* _Exercise_:
A bare number is all that is needed: how many lines below contain the string "והגבלות"?

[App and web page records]
== Segment start ==

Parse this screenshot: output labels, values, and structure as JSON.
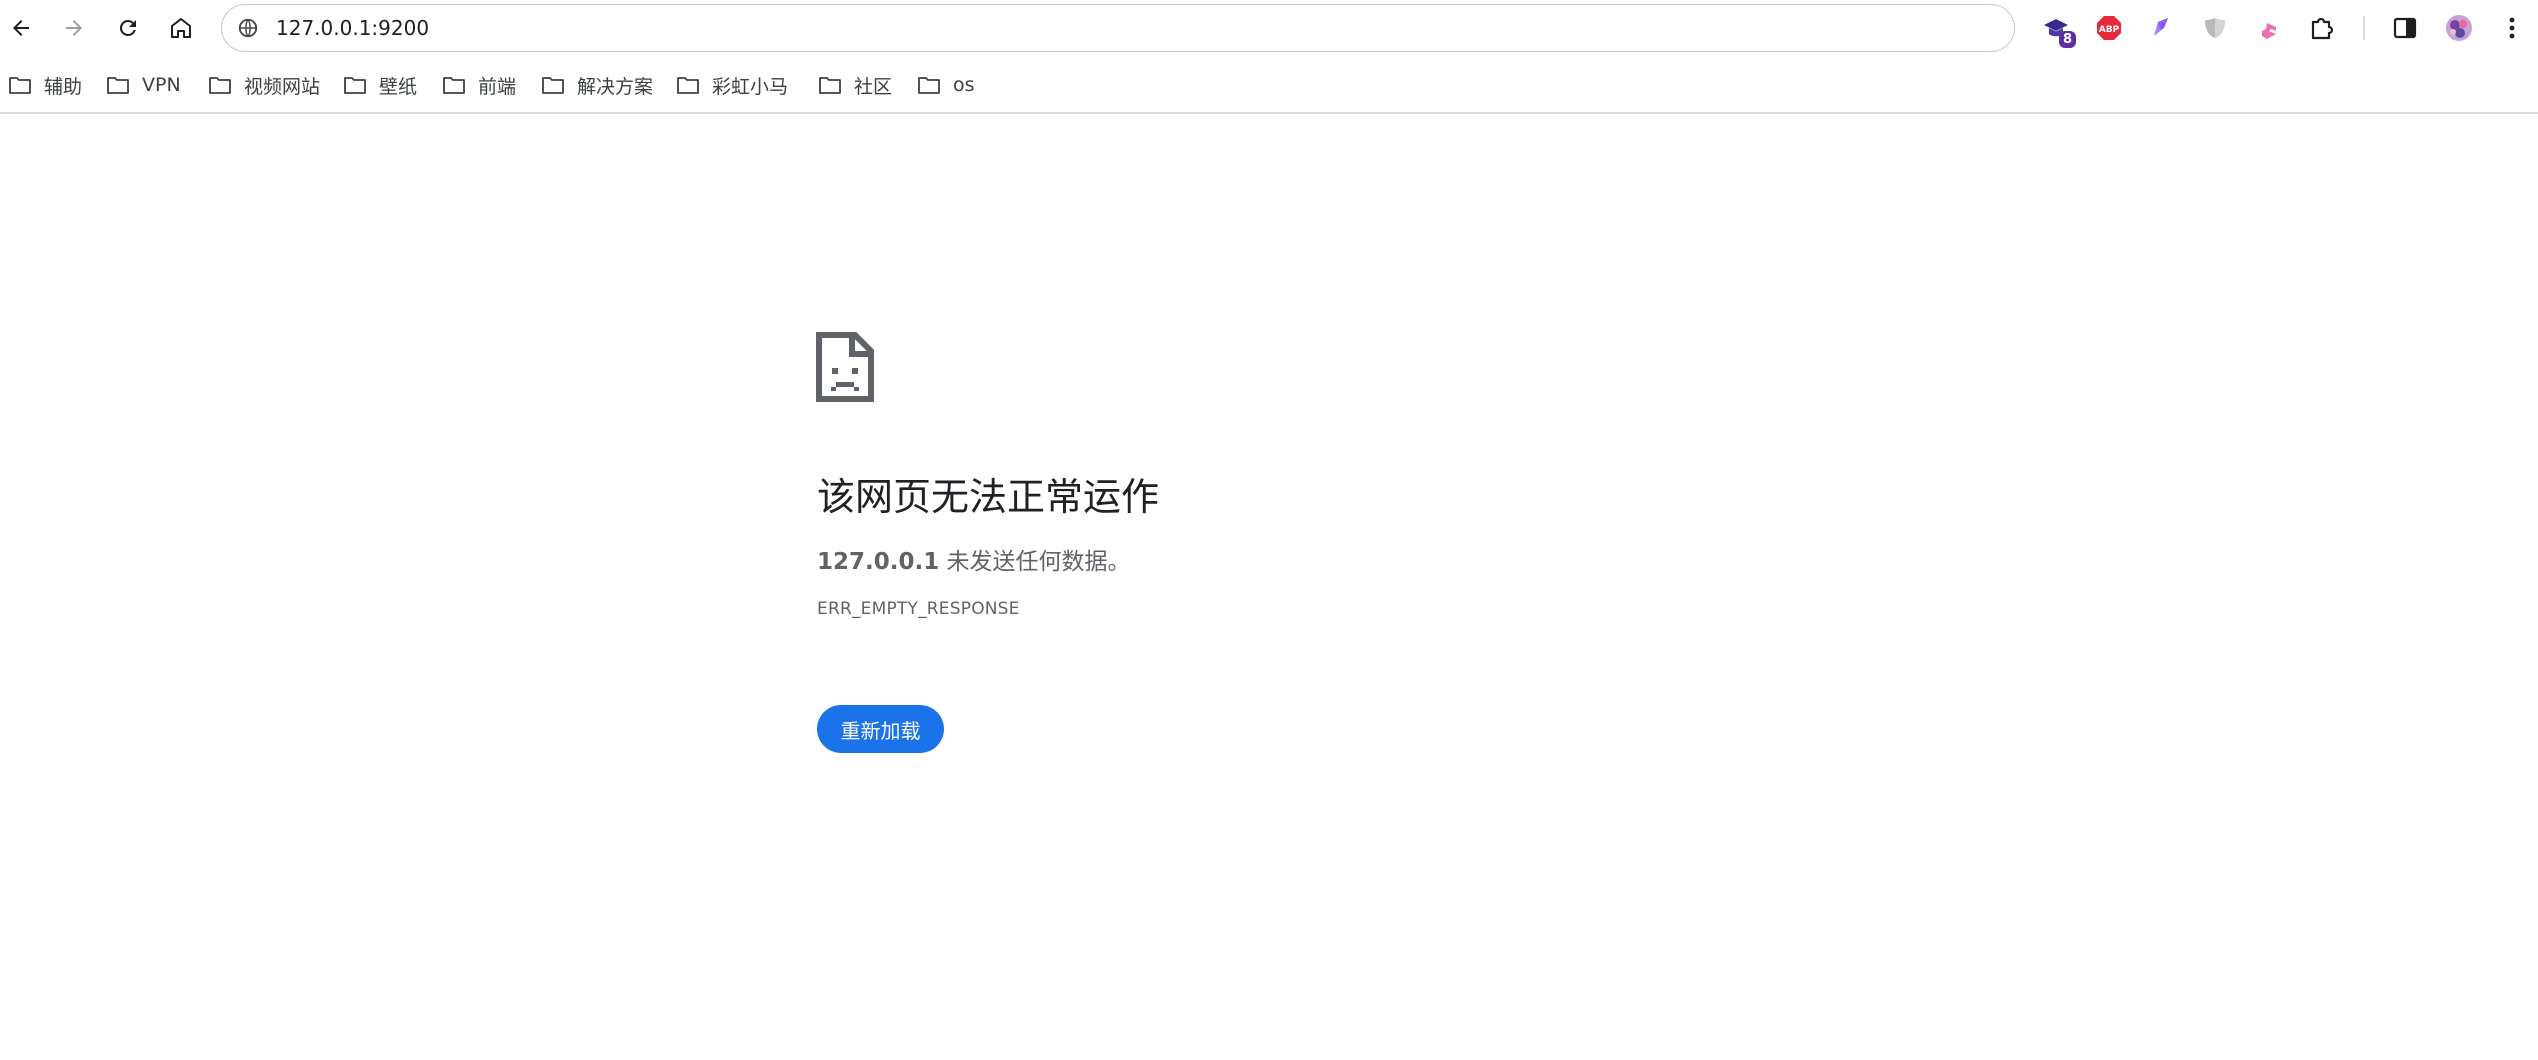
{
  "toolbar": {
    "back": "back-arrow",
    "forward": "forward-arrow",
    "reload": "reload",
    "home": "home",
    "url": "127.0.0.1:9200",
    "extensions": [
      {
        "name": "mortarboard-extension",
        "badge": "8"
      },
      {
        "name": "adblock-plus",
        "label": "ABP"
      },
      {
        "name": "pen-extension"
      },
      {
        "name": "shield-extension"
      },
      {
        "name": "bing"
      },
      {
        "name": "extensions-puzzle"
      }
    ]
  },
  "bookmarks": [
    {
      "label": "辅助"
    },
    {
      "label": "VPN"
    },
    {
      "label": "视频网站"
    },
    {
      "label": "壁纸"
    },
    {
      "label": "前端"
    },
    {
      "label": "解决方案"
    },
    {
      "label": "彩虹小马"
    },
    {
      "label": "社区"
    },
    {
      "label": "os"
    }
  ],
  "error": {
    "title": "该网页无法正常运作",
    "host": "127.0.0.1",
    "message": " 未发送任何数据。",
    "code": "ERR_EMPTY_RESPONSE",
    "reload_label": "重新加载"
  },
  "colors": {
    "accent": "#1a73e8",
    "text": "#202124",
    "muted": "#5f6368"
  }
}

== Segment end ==
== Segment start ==

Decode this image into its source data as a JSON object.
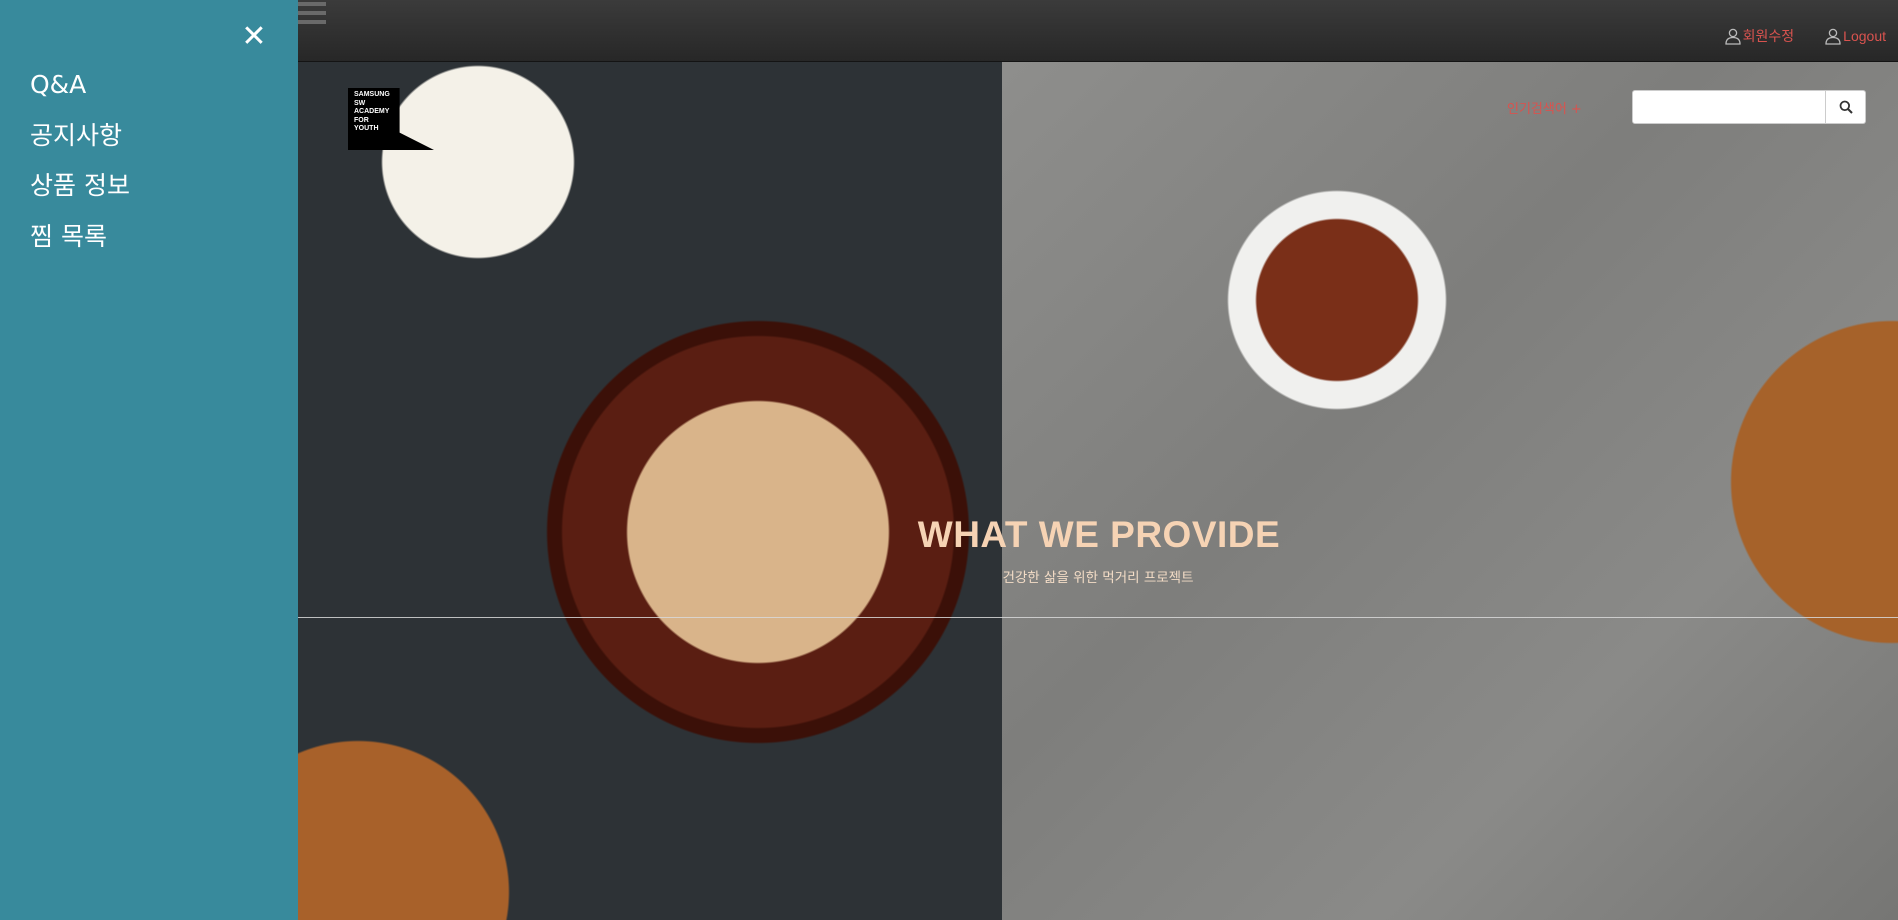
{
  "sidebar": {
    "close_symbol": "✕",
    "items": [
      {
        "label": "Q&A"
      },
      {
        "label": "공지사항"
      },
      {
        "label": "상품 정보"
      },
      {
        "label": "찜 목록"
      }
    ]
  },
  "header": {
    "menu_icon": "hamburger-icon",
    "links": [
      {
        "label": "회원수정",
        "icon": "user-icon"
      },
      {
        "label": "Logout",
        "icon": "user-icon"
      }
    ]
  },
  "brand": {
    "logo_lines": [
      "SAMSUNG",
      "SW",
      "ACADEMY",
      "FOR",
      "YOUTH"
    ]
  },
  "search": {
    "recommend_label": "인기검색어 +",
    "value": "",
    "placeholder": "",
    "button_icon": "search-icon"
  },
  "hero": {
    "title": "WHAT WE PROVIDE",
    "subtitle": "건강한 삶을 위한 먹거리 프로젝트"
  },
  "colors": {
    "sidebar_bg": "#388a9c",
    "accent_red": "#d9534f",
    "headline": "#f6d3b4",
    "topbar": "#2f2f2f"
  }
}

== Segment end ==
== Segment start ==

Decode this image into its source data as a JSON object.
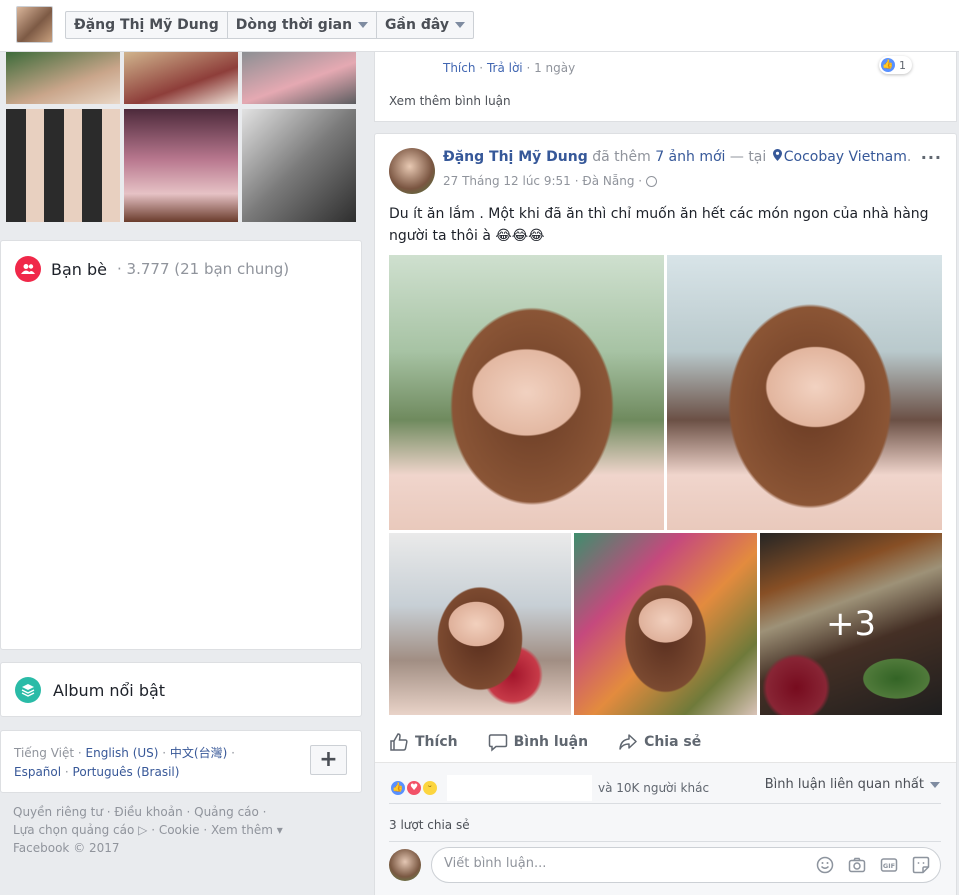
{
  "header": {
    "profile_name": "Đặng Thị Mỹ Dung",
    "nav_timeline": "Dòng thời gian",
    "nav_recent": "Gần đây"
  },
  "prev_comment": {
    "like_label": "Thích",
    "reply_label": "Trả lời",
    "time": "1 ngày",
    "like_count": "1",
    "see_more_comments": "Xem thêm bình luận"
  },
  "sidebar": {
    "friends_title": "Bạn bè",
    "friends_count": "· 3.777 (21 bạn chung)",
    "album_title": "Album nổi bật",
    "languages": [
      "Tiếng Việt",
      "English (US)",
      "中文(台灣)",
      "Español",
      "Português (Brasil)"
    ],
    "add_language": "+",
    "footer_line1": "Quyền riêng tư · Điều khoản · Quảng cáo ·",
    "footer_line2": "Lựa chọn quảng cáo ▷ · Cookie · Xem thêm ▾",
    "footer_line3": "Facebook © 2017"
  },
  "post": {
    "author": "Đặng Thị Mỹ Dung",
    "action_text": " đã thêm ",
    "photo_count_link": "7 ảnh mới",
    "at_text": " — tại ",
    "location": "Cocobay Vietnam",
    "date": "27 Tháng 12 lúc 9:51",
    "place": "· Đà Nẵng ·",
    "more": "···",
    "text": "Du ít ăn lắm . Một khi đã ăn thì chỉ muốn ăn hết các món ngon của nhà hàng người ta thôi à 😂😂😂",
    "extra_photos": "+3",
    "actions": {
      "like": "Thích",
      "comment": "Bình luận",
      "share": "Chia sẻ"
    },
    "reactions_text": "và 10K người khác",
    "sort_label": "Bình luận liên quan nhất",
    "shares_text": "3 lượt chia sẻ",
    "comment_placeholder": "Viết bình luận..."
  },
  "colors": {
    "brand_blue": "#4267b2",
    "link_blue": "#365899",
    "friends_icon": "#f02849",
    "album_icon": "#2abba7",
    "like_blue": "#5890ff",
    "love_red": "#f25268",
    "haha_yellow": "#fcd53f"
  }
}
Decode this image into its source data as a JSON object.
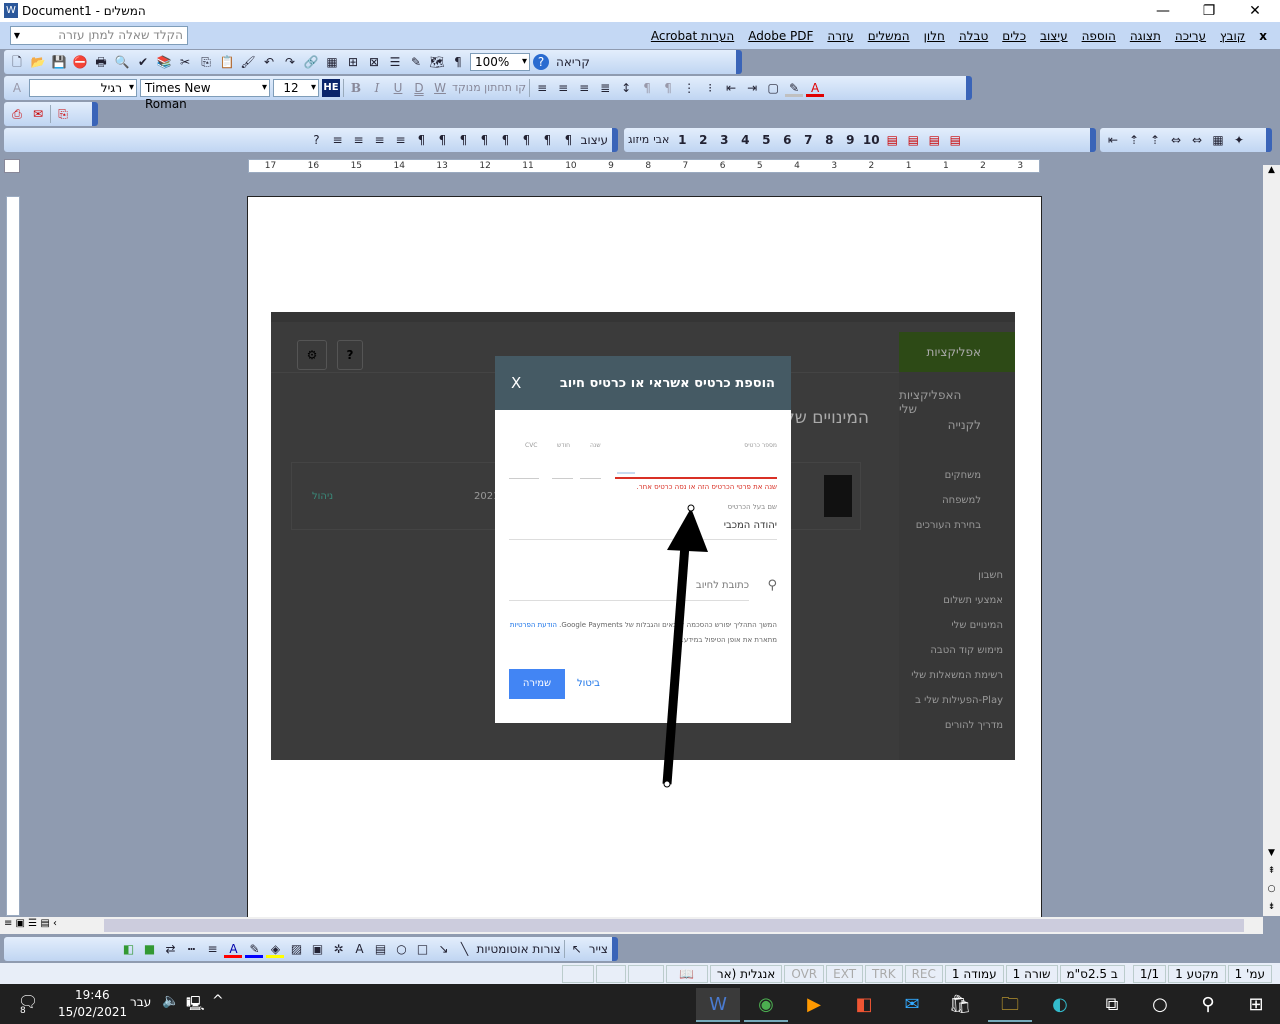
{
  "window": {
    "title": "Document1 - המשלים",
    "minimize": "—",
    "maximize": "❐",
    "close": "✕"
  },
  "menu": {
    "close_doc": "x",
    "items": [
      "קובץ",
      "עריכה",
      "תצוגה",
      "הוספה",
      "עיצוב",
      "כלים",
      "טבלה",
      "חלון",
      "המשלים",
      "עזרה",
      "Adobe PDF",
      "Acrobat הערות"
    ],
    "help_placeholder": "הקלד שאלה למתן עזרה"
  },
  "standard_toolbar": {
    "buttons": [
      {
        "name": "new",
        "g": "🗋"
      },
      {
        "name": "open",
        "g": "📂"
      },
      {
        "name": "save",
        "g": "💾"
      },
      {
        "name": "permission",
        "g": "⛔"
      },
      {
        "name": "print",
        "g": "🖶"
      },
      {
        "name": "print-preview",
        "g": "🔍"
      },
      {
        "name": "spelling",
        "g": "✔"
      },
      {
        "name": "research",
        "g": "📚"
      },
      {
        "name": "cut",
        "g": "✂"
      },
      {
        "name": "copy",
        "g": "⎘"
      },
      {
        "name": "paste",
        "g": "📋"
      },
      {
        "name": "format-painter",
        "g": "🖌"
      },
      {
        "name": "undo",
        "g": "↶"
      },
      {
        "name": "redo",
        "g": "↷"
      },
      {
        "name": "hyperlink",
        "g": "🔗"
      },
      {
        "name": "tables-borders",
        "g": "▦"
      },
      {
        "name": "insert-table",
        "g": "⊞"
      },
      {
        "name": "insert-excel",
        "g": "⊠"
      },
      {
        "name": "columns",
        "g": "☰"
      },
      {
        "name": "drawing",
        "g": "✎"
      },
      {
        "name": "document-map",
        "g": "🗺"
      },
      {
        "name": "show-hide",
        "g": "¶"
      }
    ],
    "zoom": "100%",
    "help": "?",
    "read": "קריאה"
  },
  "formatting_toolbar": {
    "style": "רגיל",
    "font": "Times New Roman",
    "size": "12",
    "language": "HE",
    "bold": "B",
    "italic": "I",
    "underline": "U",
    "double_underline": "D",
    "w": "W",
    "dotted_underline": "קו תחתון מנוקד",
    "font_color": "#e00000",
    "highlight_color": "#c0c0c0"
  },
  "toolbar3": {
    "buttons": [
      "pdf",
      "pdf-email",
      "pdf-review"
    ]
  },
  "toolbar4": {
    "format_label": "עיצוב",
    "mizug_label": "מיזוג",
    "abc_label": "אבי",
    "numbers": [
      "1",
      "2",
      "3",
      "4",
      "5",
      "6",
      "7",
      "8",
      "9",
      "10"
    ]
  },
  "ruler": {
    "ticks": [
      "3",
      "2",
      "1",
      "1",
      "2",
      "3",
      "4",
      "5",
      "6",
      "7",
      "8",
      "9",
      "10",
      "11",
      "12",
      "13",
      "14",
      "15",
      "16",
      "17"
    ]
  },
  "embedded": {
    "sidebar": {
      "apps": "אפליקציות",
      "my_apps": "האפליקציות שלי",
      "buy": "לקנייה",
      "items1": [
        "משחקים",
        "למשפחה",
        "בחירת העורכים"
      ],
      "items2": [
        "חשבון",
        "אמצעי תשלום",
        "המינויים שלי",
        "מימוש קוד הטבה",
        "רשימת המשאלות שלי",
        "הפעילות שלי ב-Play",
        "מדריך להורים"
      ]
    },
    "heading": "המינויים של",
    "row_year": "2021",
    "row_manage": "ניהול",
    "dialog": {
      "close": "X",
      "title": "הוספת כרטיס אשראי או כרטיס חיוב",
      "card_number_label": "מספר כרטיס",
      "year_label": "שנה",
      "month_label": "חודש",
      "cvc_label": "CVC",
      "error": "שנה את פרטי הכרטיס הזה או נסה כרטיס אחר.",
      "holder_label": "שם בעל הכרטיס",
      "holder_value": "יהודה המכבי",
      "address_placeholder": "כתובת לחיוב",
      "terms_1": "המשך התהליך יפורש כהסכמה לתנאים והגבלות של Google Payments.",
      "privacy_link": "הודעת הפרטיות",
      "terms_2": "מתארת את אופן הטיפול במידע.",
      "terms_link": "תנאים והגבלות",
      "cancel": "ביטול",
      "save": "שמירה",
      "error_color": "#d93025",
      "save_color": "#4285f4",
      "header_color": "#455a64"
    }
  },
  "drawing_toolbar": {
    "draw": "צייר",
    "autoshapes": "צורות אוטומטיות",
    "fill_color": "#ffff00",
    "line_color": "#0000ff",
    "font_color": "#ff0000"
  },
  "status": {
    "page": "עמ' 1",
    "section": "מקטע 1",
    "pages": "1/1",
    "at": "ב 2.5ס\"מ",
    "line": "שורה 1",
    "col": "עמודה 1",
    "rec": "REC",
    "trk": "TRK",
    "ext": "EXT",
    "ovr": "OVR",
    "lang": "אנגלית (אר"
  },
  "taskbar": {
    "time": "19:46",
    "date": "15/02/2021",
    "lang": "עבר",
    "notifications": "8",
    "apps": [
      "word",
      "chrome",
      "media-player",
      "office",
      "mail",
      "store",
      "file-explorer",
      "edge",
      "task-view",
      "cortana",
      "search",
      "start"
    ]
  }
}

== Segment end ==

* _Response area_:
2